Funding from an angel investor or venture capital firm has its lures. In addition to having money to quickly scale your idea, seasoned investors can lend advice and help steer your company to profitability. Yet plenty of entrepreneurs intentionally do everything they can to forgo funding. Marty Puranik, president and CEO of cloud hosting solutions provider Atlantic.Net, says he's reaped a handful of rewards from never taking an outside dime in his company's 21 years of doing business.
1. You're the boss.
How would it feel to have an investor meddling with your strategy? "If you ask most entrepreneurs why they start their companies, they'll probably say freedom is their primary reason," he says. "They're free to make their own decisions, free to call the shots, free to make the product they want."

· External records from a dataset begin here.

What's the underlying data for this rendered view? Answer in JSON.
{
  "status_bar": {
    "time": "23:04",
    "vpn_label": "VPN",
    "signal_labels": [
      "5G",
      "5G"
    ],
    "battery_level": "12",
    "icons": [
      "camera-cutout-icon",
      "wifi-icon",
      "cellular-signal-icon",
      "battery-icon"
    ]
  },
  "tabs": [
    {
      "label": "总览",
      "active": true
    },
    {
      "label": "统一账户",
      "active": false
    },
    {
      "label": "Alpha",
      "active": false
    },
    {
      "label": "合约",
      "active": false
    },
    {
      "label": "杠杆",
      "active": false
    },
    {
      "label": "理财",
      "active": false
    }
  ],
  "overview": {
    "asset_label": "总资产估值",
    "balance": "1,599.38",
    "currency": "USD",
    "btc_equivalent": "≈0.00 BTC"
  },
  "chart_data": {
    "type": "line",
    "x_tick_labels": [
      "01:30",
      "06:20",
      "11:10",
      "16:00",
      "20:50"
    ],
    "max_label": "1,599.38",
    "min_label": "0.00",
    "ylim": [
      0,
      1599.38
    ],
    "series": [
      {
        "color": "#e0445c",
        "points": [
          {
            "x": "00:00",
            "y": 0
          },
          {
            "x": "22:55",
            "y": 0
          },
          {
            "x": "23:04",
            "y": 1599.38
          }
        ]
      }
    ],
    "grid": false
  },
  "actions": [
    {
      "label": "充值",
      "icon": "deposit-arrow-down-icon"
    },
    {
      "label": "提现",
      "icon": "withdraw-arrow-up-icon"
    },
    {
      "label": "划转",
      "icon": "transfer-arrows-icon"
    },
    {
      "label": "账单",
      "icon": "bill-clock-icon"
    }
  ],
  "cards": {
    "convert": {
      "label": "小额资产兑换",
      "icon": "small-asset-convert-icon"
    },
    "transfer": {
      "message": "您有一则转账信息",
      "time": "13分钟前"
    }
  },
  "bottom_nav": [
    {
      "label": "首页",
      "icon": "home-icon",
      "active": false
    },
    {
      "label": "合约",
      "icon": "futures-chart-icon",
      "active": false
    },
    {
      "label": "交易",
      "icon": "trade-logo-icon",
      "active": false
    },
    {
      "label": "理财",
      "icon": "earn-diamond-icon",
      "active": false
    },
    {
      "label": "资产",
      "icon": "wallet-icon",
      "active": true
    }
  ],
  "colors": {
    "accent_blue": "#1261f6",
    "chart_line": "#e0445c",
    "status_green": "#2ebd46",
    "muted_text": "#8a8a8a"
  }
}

2. You have time to make mistakes.
Accumulating entrepreneurial wisdom involves learning from mistakes. But when you're on a fast track with an infusion of cash you might hire people with skills you lack and never get exposure to all aspects of your business, which could be costly once your company has scaled and those people are no longer around. "Let's say you hire a COO, and that person is really good at negotiating from a vendor. You're never going to learn to do that yourself," he says. "You can become a better, well-rounded business person by doing it yourself."
3. You can focus on your business.
Taking money means chasing whatever metrics your advisors are after. "This is important because those metrics can change," he says. "At one point it might be total subscribers, then it may change to paying subscribers. Later it might be profitable subscribers. It's very difficult to keep changing to fit whatever investment thesis is hot."
4. Regardless of what they say, investors want an exit.
Even if your funding sources profess to being in it for the long haul, the reality is they're investing with you versus somewhere else. "They are looking for a return, and generally want an exit within five to eight years," he says.
5. Funding leads to more funding.
Ever-increasing rounds leading to a liquidity event can be a treadmill that's difficult to get off. "None of this is really important if you are passionate about what you are doing," he says.
6. Pivoting is easier.
Changing your direction is difficult to do when your investors put in money based on the original business plan.
7. You're not subject to market timing.
In other words, you are free to pursue what makes sense until the market comes around to seeing things your way. "In new markets, the vanity metrics might be subscriber growth, number of employees, or any other metrics that in the long term may not really matter," he says. "You can focus on actually building a business and making sure your customer acquisition strategies make sense versus experimenting with big dollars."
8. You'll save money and have less stress.
Playing with someone else's money is stressful. Plus, with fewer contracts and agreements you'll spend less on legal fees and accounting. "Running a business without funding is a simpler and more fun way to enjoy operating one," he says.